Dataset below:
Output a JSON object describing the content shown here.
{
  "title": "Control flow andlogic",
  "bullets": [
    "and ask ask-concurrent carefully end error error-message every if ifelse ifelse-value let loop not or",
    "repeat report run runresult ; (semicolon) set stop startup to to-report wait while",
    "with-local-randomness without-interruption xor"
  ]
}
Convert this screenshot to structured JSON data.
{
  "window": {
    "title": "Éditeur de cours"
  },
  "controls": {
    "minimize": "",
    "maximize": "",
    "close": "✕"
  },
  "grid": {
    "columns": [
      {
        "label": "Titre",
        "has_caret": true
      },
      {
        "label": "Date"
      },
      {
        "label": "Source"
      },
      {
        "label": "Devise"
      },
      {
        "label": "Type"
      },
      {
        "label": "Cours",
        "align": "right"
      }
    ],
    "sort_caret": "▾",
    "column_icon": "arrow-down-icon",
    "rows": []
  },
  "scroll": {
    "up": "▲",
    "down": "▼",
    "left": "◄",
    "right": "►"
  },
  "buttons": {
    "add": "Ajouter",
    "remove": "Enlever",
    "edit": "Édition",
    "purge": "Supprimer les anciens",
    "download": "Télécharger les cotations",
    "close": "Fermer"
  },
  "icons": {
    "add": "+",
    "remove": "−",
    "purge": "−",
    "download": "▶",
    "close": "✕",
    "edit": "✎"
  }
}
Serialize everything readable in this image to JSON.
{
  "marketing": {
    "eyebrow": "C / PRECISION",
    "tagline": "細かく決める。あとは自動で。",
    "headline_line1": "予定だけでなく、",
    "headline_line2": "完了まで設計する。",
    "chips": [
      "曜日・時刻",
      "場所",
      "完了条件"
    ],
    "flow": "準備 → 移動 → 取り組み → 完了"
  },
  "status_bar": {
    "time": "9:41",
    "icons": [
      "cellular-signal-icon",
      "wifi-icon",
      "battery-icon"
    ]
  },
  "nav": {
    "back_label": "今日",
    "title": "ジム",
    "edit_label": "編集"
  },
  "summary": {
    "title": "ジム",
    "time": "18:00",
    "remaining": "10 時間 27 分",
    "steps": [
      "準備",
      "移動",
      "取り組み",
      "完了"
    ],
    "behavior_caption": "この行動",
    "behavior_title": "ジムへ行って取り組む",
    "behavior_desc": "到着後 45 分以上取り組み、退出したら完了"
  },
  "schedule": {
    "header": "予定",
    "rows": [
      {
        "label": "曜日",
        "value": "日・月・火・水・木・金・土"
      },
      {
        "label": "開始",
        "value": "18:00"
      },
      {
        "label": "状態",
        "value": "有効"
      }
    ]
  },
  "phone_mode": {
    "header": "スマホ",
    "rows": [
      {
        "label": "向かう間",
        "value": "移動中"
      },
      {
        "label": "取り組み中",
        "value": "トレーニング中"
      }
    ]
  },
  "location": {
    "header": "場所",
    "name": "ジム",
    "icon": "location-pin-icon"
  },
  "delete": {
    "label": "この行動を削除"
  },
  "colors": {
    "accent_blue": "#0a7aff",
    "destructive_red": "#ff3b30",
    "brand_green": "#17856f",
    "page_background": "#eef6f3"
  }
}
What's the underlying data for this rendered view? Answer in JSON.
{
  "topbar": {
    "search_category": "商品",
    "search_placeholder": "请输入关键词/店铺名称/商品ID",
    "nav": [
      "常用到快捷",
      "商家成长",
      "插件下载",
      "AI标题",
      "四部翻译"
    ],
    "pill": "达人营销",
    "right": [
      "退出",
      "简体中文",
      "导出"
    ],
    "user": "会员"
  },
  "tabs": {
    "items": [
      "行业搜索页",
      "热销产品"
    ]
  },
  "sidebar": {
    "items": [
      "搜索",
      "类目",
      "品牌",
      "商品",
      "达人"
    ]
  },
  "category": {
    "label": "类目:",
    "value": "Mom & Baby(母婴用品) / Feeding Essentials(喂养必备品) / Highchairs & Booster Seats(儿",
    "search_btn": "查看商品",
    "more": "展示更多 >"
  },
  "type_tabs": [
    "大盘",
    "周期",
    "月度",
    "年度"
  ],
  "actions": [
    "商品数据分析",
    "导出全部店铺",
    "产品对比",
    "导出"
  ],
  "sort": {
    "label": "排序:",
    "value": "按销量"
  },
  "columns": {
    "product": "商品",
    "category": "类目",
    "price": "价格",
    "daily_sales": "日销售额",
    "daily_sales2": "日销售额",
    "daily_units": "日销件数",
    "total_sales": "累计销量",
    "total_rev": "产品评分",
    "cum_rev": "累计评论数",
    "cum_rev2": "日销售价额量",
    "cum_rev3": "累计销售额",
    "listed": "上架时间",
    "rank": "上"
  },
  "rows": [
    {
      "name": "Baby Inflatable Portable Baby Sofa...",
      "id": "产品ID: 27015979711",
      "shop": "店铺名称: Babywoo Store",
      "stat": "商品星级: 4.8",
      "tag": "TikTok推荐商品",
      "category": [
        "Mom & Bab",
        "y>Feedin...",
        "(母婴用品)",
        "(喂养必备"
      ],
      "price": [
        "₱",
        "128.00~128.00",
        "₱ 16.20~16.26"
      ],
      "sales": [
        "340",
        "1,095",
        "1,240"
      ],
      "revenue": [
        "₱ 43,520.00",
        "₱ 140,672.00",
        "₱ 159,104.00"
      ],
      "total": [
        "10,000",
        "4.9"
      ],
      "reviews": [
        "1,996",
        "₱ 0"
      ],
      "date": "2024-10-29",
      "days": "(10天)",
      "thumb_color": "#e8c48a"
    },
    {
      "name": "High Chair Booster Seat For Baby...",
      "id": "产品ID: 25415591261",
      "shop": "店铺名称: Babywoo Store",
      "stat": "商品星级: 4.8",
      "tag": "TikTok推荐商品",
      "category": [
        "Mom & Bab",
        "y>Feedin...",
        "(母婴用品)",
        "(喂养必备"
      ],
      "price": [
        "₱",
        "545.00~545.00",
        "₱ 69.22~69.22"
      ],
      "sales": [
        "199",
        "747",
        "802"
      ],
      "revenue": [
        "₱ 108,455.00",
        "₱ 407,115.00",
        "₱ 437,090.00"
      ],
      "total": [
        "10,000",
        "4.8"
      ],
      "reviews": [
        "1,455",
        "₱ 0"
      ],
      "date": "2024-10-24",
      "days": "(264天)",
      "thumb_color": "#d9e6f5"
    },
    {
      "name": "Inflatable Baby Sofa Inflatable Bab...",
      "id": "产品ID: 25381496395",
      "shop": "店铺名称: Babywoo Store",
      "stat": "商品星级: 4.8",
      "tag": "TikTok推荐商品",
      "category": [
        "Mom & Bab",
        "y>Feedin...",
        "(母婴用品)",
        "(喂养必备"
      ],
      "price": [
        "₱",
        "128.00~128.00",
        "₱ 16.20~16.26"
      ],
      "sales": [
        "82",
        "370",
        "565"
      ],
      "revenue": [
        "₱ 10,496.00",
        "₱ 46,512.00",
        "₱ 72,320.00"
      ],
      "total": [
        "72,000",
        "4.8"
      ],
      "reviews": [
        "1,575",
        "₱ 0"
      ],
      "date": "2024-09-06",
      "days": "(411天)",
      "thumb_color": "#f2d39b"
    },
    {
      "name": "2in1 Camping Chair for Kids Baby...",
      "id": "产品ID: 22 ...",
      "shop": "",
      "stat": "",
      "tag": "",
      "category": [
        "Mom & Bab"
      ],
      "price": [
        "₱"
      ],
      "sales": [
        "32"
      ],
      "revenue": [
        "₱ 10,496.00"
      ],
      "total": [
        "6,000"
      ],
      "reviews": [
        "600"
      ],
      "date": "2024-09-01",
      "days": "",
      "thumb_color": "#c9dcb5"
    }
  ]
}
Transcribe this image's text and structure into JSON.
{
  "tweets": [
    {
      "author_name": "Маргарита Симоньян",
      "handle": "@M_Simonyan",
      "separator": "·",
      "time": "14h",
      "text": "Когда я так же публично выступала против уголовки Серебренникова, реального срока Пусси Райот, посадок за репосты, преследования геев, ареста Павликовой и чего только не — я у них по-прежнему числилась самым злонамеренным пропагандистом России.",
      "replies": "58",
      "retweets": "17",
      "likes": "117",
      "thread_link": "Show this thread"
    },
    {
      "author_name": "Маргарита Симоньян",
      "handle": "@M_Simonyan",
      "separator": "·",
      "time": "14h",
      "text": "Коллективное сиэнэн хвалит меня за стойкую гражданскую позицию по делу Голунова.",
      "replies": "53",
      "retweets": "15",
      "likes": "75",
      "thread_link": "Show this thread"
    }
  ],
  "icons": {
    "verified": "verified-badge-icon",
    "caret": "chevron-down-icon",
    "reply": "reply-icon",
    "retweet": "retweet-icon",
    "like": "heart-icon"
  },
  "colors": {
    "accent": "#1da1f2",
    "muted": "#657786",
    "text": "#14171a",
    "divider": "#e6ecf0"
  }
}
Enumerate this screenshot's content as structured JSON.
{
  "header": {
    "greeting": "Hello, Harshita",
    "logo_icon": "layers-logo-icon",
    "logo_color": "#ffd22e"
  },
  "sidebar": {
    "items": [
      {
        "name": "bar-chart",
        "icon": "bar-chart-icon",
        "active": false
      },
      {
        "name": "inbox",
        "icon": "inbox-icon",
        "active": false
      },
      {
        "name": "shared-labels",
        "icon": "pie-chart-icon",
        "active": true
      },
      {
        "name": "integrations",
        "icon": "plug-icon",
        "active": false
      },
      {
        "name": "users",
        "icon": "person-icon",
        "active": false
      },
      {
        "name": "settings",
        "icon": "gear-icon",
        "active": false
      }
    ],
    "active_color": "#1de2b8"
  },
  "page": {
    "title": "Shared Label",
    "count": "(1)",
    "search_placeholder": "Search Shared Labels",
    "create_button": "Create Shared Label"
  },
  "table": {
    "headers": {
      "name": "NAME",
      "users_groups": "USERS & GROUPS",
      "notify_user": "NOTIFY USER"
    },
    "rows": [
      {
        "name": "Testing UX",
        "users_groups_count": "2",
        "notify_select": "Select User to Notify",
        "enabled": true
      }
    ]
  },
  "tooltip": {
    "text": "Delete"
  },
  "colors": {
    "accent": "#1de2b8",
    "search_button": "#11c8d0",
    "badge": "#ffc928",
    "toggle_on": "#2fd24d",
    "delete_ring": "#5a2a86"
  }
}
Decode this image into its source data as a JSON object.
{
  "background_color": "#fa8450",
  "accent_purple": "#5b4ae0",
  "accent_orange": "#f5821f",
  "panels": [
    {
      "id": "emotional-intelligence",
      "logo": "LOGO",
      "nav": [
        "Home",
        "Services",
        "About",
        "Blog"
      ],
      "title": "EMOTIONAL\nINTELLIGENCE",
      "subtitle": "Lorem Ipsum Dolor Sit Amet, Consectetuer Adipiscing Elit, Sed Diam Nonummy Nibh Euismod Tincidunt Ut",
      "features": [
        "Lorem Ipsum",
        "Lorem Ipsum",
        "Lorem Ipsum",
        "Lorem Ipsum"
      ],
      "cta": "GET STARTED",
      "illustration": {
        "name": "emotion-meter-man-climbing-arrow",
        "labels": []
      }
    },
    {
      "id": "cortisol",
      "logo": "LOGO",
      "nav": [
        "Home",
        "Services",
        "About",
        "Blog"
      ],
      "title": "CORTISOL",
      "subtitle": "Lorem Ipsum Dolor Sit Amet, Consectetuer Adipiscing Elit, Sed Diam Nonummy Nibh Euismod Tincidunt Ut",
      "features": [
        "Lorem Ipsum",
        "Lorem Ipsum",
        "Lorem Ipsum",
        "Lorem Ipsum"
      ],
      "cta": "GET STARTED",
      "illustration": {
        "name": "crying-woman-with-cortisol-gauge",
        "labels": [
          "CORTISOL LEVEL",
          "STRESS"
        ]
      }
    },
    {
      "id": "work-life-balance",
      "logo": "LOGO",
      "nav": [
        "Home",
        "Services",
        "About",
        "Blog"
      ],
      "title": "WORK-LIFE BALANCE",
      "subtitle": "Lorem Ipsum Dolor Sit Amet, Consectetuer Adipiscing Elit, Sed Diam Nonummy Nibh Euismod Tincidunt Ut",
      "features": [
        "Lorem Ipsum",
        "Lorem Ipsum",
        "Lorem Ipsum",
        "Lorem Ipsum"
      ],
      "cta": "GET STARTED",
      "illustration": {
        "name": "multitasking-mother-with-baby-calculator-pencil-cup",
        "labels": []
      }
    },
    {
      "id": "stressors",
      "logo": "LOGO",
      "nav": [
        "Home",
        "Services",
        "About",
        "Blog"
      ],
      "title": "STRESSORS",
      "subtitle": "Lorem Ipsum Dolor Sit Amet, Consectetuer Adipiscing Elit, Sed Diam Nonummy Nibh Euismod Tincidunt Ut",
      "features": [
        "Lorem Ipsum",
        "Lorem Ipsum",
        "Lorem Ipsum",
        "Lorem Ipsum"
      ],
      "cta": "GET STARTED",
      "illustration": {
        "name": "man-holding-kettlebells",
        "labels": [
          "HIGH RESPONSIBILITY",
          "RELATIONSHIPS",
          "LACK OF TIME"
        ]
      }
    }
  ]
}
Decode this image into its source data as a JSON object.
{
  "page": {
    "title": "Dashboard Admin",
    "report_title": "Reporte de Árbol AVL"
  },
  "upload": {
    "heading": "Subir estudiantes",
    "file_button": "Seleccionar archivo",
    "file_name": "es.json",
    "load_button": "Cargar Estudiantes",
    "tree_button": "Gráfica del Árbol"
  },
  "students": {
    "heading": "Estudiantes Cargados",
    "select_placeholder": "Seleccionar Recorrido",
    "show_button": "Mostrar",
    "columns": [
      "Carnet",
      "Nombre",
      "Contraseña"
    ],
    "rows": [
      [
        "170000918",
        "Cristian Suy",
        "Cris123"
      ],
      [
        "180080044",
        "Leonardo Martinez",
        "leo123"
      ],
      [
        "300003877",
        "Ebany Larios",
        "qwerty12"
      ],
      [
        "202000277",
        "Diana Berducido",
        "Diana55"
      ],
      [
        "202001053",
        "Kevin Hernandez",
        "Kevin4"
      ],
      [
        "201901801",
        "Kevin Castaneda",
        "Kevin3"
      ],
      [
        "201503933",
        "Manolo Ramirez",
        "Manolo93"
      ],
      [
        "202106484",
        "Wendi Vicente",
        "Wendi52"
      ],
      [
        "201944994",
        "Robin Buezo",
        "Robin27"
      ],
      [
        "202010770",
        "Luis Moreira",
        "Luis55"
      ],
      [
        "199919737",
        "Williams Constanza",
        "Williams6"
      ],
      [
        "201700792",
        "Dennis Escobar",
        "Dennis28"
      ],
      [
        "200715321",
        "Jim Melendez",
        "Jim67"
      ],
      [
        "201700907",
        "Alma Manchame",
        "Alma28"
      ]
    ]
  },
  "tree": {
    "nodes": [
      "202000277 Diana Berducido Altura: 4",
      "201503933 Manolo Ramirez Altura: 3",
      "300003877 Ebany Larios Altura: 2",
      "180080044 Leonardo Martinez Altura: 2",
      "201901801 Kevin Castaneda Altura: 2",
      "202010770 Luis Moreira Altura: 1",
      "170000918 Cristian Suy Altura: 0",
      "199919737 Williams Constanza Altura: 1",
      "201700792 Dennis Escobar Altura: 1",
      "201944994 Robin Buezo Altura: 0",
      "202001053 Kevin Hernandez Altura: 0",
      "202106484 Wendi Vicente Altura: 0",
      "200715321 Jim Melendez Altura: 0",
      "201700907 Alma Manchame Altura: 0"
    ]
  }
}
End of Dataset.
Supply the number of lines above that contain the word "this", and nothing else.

9